CPU - Intel Core i9 12900K
Motherboard - Asus ROG Strix Z690-F Gaming WiFi
RAM - Trident Z 5 RGB 32GB (2x 16GB) DDR5 @5,600MHz (effective)
CPU cooler - Asus ROG Ryujin II 360mm liquid cooler
PSU - Gigabyte Aorus P1200W
Monitor - Gigabyte M32UC
The Arc A750 is usually batting around the same sort of average frame rate as the RX 6600 in most games at 1080p. There are the exceptions of Metro Exodus, which has been very well optimised for Intel Arc; Assassin's Creed Valhalla, which AMD's RX 6600 works best on; and Far Cry New Dawn, which also prefers AMD's silicon.
These two cards are fairly well matched in our benchmark runs at 1080p. Though, that doesn't necessarily work in Intel's favour when the RX 6600 is mostly cheaper.
Instead it's at 1440p where the Intel Arc A750 catches a big break. Even in Assassin's Creed Valhalla, the Arc A750 is just edging ahead of the RX 6600. In Far Cry New Dawn it's getting pretty close to parity, too. Generally it's a prettier picture of performance at 1440p, so if that's your target resolution I can see the Intel A750 appealing to you. Is it worth that extra $39? Well, it's close, but you may be further convinced if you're a fan of real-time ray tracing.
Ray tracing performance
Synthetic benchmark performance
The Arc A750, surprisingly, is great at ray tracing, same as the Arc A770. The Arc A750 isn't quite a match for Nvidia's RTX 3060, but it's not far off. That's super impressive considering this is Intel's first generation Ray Tracing Unit at work, and it hasn't taken the company long at all to catch up with Nvidia's far more mature RT Core. That said, ray tracing is still an awfully demanding graphical feature, and I'd really recommend you turn on some form of upscaling technology to take advantage of it with this card.
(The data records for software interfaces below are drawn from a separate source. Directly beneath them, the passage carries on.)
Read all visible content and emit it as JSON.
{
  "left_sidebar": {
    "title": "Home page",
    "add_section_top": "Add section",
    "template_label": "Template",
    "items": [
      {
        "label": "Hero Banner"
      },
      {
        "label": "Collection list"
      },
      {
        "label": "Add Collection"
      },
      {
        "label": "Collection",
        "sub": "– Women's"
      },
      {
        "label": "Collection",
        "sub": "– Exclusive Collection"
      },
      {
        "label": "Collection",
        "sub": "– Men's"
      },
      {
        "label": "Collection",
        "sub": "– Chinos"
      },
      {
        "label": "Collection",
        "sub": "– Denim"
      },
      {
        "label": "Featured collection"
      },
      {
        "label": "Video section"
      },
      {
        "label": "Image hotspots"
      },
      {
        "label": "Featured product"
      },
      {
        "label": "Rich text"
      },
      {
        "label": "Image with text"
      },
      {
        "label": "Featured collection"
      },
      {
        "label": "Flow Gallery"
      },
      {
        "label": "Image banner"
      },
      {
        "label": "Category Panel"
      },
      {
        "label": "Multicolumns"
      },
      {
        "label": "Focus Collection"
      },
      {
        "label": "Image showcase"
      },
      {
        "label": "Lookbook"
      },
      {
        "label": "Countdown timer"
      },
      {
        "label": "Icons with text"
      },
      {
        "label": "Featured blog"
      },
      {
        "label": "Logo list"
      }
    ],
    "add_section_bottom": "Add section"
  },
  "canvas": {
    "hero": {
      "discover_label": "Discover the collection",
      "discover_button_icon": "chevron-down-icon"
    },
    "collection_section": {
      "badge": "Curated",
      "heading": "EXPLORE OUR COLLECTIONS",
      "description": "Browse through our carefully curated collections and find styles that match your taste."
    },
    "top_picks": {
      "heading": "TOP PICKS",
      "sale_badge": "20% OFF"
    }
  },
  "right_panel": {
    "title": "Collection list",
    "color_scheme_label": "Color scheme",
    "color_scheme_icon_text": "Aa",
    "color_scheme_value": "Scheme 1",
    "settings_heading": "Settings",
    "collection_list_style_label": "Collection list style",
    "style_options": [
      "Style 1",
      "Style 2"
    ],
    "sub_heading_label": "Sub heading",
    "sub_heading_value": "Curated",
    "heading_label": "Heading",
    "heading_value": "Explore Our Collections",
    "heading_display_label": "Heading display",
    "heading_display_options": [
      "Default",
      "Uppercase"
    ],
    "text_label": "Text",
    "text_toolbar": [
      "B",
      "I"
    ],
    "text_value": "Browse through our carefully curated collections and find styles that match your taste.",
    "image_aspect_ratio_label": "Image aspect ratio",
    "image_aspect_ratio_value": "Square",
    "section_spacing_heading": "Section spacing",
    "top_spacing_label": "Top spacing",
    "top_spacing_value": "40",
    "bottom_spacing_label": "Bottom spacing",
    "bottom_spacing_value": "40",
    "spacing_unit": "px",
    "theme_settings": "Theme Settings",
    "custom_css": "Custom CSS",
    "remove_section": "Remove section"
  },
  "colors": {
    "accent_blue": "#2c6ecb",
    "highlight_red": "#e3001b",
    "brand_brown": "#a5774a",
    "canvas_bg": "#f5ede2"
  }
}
Intel's own XeSS upscaling technology works a treat to improve performance on Intel's Arc GPUs especially, thanks to XMX acceleration on the GPU. Though AMD's FSR will also work just great.(opens in new tab)
As a complete picture of performance, then, Intel's Arc A750 is certainly competitive at this price point. AMD's RX 6600 edges out the competition at 1080p, and it's clearly the better choice for the money at that resolution, but there's a lot of positive stuff to be said about the Arc A750 at 1440p, and with ray tracing enabled. The architecture and the memory—likely the high memory bandwidth on this card versus the competition—seems to put it on a better footing for QHD gaming.
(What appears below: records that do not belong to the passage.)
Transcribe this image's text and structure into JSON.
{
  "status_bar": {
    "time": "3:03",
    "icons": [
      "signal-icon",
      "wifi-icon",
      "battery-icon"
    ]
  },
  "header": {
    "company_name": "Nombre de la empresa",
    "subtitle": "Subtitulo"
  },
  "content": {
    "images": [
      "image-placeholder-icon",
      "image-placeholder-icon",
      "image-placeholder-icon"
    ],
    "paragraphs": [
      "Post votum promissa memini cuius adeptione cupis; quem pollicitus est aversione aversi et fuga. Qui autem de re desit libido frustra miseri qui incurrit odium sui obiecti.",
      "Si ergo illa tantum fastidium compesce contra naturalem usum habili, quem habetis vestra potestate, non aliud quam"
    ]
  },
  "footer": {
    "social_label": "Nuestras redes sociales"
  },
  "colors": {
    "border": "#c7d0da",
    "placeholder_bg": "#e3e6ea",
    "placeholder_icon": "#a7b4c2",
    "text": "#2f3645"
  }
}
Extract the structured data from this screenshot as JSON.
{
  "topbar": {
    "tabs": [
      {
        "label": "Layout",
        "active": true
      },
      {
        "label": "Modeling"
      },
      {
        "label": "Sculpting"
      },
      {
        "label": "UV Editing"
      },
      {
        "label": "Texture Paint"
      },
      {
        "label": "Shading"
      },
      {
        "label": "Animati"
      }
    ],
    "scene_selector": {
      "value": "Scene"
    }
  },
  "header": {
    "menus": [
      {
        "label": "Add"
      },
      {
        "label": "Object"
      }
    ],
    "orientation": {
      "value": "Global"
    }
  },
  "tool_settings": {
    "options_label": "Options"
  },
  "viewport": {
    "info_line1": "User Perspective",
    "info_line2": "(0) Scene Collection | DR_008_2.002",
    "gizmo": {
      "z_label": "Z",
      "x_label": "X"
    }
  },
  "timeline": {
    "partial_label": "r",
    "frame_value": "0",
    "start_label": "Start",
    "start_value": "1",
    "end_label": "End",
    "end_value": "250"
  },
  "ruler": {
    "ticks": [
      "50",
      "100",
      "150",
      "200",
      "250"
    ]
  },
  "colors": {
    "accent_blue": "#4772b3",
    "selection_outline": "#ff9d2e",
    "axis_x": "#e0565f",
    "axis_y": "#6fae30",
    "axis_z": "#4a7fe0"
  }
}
There's no doubt as well that the Arc A750 appears simply a better graphics card for the money than an RTX 3050. Even in a game like Total War: Three Kingdoms, in which Nvidia's RTX 3060 makes massive gains over the Arc A770, the RTX 3050 only just scrapes the lead over the Arc A750. It's hardly a divisive victory, and for the most part the RTX 3050 is much slower.
Thermals and power
The Arc A750 Limited Edition is going to be a tough cooler to beat on this card, too. It's priced at not a penny over the all-important MSRP and it's quiet and cool, despite the card's very high relative power draw. I'm sure third-party manufacturers will come up with some solid designs, but I'm not turning my nose up at the Limited Edition trim. It doesn't come with the same fancy RGB LED lights as the Arc A770, unfortunately, which do look lovely, but it's still great-looking in its own right.
So, for the cash, would I be happy with an Arc A750? Yeah, I would. The performance is mostly there at 1080p, and at 1440p it's pretty tight with the competition—even in those games where it shouldn't necessarily do so well. There will be cases where it's way off the mark, and that pretty much rules this card out for anyone on an older system without Resize BAR support, but generally I think the same can be said of this card as I did in my Arc A770 review: if I bought a cheap prebuilt PC and it had an Arc A750 in it, I'd be cool with that. And for a first generation GPU, that's actually pretty high praise.